No one welcomes customer complaints. If you’ve answered the phone to them you’ll know what I mean. But it’s possible to find new insights into your product or service if you see complaints as opportunities. Look closely and you might identify hidden weaknesses. There may be areas for improvement or gaps in your product range.
It’s impossible to predict every scenario before a product goes live. Only the end-user can determine if a product has succeeded in meeting their needs. No matter how much pre-launch preparation takes place the only way to discover the sticking-points is through customer feedback.
Let your customers know that you’re looking for feedback
If you want to find ideas in customer complaints, first of all tell them that you’re listening. You could wait for customers to contact you when problems arise but you’ll learn more if you keep the conversation open. This way you discover potential problems right away before they escalate.
Simple questions for your customers
- Is there anything we could do better? This may be a change to the product itself or elsewhere in the offering.
- Does our product do everything that the customer needs?
- Or does he turn to additional products to fill the gap?
- Are there more features than the customer needs? Is our product too complicated?
Acknowledge customer input
You’ll encourage feedback if you acknowledge the impact of customer contributions. When feedback does help towards a better product try to thank the customers who identified the problem in the first place.
At the very least you’ll make those individuals more loyal. On a wider scale the market may see that you treat your customers well, plus you value innovation.
Give weight to the views of actual customers over general market sentiment
Your customers are engaged in your product. The rest of the market may have less experience of your brand. It’s clear whose opinions you should trust when looking for ideas in customer complaints.
When you focus on customers alone, in effect this excludes competitors, which can be a problem with unrestricted feedback systems.
Monitor social media
In the days before the internet there were fewer options for dissatisfied customers. If a company wanted to look for ideas in customer complaints they could turn to a single organised file. Nowadays customers share feedback (and lots of it) across social media. And that happens whatever your preferred channel.
If you’re scouting for dissatisfied customers a good technique is to search Google. Enter the product name plus terms such as ‘disappointing’, ‘problem’ or ‘alternative’. Dissatisfied customers in a particular sector often gather in the same place. They may use a specific forum or social media platform. Search for phrases such as ‘Why isn’t there…?’ or even ‘Pain in the ass’.
Pay most attention to the loudest cries for help
If there’s a really serious problem bearing down on your customers they’ll turn to you straightaway. Put yourself in their shoes to appreciate the impact in their lives. The bigger the impact for them the greater the priority you should give to finding a solution.

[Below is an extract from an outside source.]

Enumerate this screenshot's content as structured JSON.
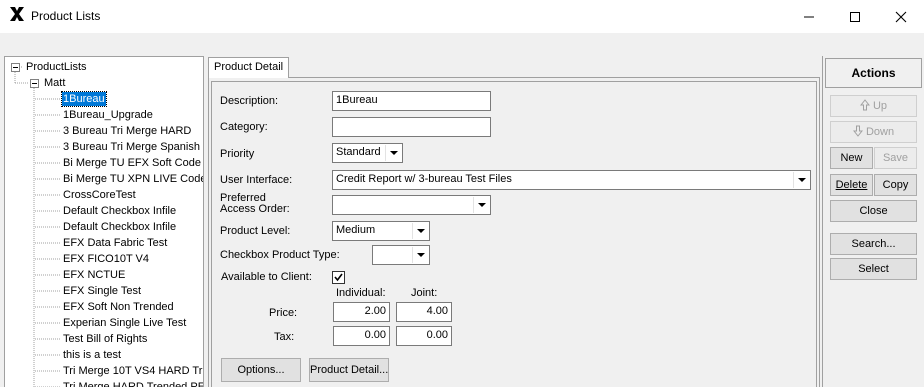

Saving your customers has to be first on your list. So the situation may require an emergency fix. What you’re looking at is a pain point. It’s when the crisis is under control that you should review whether a long-term solution could provide a business opportunity.
If you’re looking for step-by-step strategies to find a business idea see the post Find a niche and dominate a niche – top 5 best-selling books.
Research whether customers would be willing to pay for your solution
Often the most direct question is the most effective. Ask your customers if a solution would be worth paying for. This determines if the product idea is feasible in simple financial terms. If product development does go ahead you’ll have a starting point for a more comprehensive pricing strategy.
Ideas in customer complaints can be tough to exploit…
Catering for ‘underserved’ consumers is not an easy route for a new entrant to the market. Established companies often are in a position to modify their offering quickly. So a start-up needs to ensure that it has high barriers to emulation. This might take the form of an entirely different business model from current providers. For example, a start-up may decide to use short flash sales at discount prices when the rest of the market operates bricks and mortar retail. A simple upgrade (or downgrade) of product features is something that established competitors can easily copy into their own product line.
And think about your own complaints
Think about the problems you experience yourself with products in your daily life. If something doesn’t work for you then other people are probably experiencing the same dissatisfaction. Rather than put up with the pain consider whether you could develop a solution that would appeal to the market. This is the traditional path to success for many inventors such as James Dyson.
Get your team on board. If you want to find ideas in customer complaints then you’re going to have to involve everyone who speaks to them. This research can only be done in the real world by talking to the real experts. Your customers. You may know the difference it makes when you attack a complaint with enthusiasm, I certainly do. Still, I can’t say I’m entirely looking forward to the next one…